<<<<
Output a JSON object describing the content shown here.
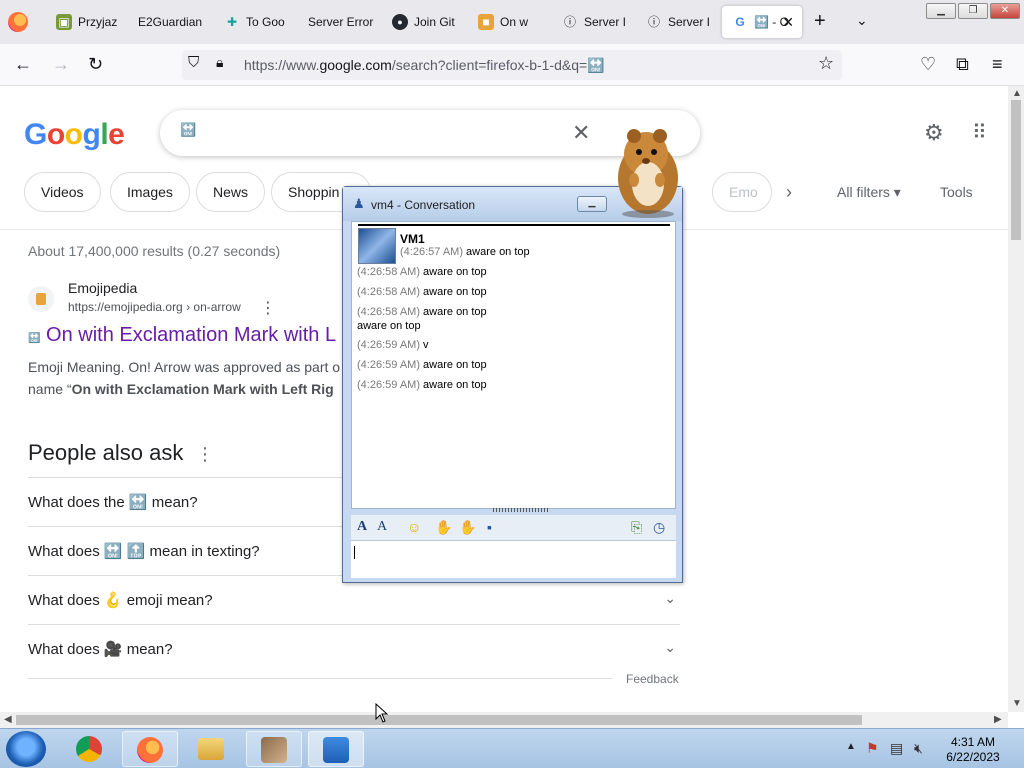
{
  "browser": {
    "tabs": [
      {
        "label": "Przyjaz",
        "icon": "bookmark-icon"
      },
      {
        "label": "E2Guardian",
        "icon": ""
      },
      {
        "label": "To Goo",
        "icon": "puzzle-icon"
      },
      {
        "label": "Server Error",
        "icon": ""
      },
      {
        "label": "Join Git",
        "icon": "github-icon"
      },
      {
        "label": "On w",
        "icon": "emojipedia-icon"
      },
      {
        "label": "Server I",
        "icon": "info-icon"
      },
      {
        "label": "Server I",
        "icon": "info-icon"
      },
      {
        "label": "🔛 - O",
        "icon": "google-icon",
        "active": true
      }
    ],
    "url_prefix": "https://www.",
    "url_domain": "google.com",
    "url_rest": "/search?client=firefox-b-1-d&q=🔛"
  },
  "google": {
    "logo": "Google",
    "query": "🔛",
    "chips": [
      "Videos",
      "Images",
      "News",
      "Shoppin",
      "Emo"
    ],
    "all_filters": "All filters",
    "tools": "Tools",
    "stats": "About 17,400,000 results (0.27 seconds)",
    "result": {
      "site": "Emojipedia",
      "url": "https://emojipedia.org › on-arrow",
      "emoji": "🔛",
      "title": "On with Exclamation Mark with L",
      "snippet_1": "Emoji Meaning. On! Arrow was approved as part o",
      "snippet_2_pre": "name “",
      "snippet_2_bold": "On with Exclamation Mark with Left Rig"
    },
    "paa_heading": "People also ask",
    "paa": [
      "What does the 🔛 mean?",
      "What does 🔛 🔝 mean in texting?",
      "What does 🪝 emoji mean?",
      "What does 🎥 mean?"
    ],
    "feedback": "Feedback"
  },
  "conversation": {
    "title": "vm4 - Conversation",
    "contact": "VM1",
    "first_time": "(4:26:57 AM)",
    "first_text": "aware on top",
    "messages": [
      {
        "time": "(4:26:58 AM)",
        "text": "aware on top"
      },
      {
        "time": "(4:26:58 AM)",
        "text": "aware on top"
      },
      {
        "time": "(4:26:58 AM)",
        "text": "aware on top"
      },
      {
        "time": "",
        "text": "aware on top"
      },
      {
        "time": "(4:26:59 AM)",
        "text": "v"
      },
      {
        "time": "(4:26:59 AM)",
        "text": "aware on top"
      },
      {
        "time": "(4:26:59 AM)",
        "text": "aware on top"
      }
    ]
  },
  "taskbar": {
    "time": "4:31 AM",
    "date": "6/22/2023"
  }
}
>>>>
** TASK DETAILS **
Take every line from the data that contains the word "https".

** COMPLETED TASK **
    "url_prefix": "https://www.",
      "url": "https://emojipedia.org › on-arrow",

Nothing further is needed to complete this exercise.